• _YOUR GOAL_
Check every line of the data below for the string "title", and copy the ones that hold it.

[Data items]
== Segment start ==

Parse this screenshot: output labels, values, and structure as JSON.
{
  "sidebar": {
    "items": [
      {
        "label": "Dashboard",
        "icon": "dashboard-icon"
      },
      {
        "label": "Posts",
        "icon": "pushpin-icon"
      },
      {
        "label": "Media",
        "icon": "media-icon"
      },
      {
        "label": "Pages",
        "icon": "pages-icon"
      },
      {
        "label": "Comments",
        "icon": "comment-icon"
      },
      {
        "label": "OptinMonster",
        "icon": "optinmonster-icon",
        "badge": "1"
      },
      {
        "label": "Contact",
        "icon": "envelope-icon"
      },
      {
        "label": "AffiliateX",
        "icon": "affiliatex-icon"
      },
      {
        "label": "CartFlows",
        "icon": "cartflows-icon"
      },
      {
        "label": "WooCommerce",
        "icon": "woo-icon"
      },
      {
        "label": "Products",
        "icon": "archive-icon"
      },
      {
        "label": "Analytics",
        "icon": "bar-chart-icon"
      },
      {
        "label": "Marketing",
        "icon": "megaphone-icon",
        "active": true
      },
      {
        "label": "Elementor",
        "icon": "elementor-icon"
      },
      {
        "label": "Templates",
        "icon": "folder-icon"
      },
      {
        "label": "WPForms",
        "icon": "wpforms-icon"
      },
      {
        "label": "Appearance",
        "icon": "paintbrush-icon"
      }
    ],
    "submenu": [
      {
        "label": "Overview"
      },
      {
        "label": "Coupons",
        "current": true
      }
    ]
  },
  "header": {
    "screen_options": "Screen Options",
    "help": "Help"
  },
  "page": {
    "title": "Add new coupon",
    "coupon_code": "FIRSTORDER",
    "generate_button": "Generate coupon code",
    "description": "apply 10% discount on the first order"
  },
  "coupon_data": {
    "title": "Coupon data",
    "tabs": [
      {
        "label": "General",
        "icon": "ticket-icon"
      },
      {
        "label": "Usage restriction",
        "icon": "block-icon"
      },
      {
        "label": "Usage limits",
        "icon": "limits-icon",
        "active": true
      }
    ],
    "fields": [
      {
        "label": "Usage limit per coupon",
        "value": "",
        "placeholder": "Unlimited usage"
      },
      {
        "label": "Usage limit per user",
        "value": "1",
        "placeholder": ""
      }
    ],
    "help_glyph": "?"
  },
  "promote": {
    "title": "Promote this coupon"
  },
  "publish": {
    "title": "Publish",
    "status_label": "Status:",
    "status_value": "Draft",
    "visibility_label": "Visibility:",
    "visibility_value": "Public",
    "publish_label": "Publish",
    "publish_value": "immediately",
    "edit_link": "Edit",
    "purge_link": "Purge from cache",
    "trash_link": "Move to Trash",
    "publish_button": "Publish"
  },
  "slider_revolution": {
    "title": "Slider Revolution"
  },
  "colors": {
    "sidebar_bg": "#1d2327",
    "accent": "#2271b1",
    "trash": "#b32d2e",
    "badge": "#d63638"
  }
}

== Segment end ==

• _SOLUTION TO THIS TASK_
    "title": "Add new coupon",
    "title": "Coupon data",
    "title": "Promote this coupon"
    "title": "Publish",
    "title": "Slider Revolution"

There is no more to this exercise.